Mr Sunak, asked whether he agreed with the portrayal of the inquiry as a witch hunt by some of Mr Johnson's allies, said: "That's ultimately something for Boris Johnson and he'll have the committee process to go through and that's a matter for Parliament. That's not what I'm focused on."

Conor Burns, a Tory MP who served as a minister in Mr Johnson’s government, has accused committee chair and Labour grandee Harriet Harman of "predetermining" the inquiry.

He raised a tweet posted by Ms Harman in April 2022, where she wrote that if (Boris Johnson and Rishi Sunak) admit guilt, by which she said was accepting a fixed penalty notice, then they are also admitting that they misled the House of Commons.

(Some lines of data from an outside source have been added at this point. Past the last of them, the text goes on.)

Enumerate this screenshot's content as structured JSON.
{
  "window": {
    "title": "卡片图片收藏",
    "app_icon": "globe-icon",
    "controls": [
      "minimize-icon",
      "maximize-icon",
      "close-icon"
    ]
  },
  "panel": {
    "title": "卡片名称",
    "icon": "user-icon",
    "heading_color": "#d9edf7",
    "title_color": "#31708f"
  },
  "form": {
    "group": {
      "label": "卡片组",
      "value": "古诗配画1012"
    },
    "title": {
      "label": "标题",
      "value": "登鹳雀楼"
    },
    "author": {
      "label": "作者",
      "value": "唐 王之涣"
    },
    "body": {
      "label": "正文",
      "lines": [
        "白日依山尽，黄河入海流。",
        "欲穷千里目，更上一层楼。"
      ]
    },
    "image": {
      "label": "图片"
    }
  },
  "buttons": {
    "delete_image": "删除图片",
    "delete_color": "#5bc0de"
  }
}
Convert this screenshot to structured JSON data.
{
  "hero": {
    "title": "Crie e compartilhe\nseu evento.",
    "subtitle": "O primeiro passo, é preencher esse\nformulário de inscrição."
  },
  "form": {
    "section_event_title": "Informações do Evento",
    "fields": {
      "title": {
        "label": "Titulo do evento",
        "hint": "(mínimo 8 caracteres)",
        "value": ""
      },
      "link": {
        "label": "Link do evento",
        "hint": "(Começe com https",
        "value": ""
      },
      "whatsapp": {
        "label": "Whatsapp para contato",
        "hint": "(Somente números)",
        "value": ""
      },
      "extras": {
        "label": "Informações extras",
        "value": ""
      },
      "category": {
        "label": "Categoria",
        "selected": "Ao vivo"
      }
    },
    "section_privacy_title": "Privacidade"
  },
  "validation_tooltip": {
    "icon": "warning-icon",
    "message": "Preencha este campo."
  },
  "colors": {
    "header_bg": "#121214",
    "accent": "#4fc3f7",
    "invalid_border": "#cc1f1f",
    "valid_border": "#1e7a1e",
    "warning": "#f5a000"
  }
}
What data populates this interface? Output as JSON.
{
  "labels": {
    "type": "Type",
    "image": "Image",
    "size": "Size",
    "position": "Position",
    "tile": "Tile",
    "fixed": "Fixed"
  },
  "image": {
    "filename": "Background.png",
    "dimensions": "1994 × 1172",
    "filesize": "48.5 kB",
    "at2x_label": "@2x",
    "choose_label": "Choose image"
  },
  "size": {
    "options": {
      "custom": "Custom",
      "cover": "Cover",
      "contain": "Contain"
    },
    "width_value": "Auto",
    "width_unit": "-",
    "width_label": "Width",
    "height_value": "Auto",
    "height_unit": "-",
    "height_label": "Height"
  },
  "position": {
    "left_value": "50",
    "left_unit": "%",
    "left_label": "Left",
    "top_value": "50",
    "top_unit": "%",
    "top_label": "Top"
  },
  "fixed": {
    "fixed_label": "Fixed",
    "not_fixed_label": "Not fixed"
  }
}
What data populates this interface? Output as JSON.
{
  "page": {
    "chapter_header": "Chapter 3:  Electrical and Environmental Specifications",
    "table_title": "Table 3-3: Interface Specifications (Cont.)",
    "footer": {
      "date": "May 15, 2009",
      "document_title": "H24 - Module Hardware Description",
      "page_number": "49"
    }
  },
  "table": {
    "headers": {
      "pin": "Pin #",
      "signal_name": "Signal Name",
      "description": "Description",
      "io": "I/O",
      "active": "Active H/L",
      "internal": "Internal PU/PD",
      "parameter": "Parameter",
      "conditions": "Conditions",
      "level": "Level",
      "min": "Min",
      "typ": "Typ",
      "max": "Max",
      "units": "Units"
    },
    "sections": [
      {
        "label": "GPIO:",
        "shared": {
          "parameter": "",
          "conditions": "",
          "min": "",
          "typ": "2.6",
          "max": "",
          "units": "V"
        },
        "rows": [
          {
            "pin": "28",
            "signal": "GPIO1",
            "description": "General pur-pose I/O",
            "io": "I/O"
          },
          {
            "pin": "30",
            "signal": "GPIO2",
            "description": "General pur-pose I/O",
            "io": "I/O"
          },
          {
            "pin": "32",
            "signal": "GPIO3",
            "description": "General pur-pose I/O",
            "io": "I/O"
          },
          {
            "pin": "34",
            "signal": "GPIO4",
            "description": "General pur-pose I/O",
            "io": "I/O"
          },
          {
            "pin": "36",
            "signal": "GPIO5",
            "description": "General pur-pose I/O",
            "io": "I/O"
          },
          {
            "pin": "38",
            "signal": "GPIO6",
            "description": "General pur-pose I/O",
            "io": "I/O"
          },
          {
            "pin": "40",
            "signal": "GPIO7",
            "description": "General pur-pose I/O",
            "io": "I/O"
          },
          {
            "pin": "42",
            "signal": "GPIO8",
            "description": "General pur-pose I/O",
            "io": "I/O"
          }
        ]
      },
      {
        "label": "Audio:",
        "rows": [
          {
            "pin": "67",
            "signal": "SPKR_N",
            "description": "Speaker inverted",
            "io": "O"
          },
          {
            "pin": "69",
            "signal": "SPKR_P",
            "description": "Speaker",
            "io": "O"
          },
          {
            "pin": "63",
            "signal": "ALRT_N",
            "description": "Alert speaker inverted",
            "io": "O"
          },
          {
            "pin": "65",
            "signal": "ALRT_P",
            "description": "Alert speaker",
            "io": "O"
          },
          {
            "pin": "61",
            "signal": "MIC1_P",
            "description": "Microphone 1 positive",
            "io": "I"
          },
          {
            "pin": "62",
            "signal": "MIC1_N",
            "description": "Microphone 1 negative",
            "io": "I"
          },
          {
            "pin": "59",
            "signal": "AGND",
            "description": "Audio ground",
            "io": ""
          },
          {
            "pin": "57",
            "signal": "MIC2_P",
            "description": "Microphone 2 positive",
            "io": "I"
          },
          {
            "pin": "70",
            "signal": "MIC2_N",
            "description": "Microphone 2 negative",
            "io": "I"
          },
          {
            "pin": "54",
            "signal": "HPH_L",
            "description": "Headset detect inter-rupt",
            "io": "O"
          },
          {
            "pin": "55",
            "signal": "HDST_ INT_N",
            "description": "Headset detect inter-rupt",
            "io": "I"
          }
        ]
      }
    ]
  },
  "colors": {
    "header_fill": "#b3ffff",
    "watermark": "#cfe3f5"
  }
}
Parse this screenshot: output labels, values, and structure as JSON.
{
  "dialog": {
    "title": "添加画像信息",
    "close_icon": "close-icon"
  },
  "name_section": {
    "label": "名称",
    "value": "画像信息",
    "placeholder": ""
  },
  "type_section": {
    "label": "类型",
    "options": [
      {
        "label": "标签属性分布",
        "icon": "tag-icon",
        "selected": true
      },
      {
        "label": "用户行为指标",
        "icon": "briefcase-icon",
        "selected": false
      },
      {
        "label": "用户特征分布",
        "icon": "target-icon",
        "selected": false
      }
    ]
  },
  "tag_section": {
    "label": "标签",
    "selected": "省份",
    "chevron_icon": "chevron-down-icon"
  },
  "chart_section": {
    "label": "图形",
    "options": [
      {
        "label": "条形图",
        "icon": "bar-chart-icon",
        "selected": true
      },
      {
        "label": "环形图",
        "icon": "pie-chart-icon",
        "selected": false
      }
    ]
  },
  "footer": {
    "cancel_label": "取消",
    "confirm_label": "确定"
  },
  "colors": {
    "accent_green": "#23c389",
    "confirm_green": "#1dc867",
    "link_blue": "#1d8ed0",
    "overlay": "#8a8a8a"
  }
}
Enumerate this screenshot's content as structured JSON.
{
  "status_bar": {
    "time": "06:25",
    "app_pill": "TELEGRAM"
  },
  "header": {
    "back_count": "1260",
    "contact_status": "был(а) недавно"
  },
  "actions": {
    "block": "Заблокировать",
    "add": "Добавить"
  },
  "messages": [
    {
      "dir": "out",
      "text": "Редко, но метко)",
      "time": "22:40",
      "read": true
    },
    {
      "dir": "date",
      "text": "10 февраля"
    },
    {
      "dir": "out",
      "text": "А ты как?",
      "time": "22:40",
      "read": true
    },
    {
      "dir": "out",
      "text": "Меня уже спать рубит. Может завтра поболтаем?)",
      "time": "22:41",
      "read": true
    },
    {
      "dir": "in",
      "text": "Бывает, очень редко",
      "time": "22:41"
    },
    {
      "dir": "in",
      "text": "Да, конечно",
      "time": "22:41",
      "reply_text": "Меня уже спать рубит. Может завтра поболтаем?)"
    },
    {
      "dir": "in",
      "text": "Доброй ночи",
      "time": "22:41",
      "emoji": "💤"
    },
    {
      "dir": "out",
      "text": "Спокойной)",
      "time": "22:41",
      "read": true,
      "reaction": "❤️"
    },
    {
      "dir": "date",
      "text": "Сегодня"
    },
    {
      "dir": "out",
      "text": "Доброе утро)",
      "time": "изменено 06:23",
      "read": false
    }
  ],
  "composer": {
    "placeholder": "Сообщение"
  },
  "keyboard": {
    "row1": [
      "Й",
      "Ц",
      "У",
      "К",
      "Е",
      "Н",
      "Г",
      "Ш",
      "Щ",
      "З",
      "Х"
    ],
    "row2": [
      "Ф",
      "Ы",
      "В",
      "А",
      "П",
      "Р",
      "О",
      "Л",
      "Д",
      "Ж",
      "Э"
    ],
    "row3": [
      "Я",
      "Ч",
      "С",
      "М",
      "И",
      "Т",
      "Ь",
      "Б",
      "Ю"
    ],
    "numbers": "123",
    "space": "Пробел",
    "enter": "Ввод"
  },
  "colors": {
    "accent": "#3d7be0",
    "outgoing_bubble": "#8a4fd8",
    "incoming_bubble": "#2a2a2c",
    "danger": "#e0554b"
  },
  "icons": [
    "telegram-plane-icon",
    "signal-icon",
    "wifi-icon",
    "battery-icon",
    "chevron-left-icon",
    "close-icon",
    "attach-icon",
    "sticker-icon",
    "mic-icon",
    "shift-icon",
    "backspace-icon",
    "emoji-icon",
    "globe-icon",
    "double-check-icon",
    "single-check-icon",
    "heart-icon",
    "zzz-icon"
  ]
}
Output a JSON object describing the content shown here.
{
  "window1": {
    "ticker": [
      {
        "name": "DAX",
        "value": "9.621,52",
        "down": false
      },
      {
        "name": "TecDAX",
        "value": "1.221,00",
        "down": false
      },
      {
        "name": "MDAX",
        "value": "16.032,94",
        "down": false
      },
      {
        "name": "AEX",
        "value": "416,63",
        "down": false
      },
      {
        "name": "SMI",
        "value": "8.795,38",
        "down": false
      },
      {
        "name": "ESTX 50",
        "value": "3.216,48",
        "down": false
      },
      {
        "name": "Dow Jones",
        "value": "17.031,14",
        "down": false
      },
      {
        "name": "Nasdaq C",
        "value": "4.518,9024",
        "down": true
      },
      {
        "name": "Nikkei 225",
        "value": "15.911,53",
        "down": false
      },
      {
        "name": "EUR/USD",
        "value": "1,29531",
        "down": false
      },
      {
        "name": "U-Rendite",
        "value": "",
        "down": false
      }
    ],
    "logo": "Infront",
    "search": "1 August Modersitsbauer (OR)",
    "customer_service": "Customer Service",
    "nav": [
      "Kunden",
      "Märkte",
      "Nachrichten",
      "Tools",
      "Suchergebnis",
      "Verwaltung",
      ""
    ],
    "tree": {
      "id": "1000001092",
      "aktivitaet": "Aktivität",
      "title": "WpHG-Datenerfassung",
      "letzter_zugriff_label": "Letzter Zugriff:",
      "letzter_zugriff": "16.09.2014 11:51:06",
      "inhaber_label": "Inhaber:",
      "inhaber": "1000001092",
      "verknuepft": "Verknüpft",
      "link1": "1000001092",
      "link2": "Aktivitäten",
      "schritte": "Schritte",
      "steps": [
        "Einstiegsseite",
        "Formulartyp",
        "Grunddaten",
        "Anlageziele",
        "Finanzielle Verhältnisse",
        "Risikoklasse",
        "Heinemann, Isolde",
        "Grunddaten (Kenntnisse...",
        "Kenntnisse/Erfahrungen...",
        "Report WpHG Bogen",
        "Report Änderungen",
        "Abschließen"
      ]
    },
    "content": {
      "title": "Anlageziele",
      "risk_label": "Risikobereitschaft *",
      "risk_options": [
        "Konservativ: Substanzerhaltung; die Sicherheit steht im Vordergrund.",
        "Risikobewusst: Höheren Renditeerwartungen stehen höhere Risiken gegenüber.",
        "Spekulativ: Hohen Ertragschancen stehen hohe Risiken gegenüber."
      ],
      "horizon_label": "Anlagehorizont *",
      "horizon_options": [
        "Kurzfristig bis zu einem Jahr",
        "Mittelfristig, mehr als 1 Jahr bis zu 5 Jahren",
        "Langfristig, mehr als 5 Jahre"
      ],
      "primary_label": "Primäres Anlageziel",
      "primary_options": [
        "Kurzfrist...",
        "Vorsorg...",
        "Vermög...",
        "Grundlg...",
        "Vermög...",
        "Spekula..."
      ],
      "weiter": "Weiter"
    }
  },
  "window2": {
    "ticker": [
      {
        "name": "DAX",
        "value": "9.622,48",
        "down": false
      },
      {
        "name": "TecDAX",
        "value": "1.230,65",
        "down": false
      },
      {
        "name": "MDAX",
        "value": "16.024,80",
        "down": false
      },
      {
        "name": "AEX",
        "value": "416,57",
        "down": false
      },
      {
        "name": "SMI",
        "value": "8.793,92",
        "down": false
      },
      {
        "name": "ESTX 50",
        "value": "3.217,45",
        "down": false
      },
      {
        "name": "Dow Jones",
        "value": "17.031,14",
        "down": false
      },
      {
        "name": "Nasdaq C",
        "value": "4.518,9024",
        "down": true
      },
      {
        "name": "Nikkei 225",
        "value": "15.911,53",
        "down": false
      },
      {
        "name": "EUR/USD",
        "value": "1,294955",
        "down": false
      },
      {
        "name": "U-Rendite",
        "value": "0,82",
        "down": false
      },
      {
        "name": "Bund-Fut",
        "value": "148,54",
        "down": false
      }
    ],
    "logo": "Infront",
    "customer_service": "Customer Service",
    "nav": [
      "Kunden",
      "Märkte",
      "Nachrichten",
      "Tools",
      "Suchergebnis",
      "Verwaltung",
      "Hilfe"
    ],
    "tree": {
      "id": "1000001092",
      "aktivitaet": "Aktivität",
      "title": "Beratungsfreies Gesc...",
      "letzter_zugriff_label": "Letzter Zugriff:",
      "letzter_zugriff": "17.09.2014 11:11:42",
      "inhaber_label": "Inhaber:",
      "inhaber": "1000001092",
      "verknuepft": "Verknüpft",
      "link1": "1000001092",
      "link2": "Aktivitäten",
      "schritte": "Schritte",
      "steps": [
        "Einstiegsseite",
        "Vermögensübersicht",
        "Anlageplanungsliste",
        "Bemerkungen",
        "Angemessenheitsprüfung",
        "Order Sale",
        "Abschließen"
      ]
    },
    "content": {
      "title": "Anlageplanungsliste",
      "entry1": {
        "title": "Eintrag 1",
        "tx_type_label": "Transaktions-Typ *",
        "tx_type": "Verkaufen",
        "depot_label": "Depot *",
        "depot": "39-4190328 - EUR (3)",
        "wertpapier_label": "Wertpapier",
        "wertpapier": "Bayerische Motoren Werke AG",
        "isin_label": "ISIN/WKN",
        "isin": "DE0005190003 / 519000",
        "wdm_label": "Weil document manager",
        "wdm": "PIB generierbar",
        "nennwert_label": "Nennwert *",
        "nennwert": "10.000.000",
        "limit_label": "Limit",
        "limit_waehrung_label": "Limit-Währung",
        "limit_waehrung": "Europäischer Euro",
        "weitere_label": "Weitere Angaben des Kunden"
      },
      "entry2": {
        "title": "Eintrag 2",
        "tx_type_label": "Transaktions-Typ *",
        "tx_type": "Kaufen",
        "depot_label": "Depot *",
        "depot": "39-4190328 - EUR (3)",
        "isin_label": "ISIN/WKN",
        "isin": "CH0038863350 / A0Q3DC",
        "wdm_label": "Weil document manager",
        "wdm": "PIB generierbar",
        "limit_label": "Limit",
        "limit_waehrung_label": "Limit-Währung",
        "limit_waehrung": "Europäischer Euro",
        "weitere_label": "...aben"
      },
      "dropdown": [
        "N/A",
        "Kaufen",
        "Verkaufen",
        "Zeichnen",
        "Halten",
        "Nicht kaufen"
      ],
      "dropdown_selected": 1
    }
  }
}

Tory peer Lord Greenhalgh backed a campaign for the four Conservative MPs on the Tory-majority committee to pull out of the “kangaroo court”.

The PM's official spokesman responded by saying Mr Sunak “firmly believes it’s a matter for Parliament”, adding: “Parliament empowered the committee to carry out its work.”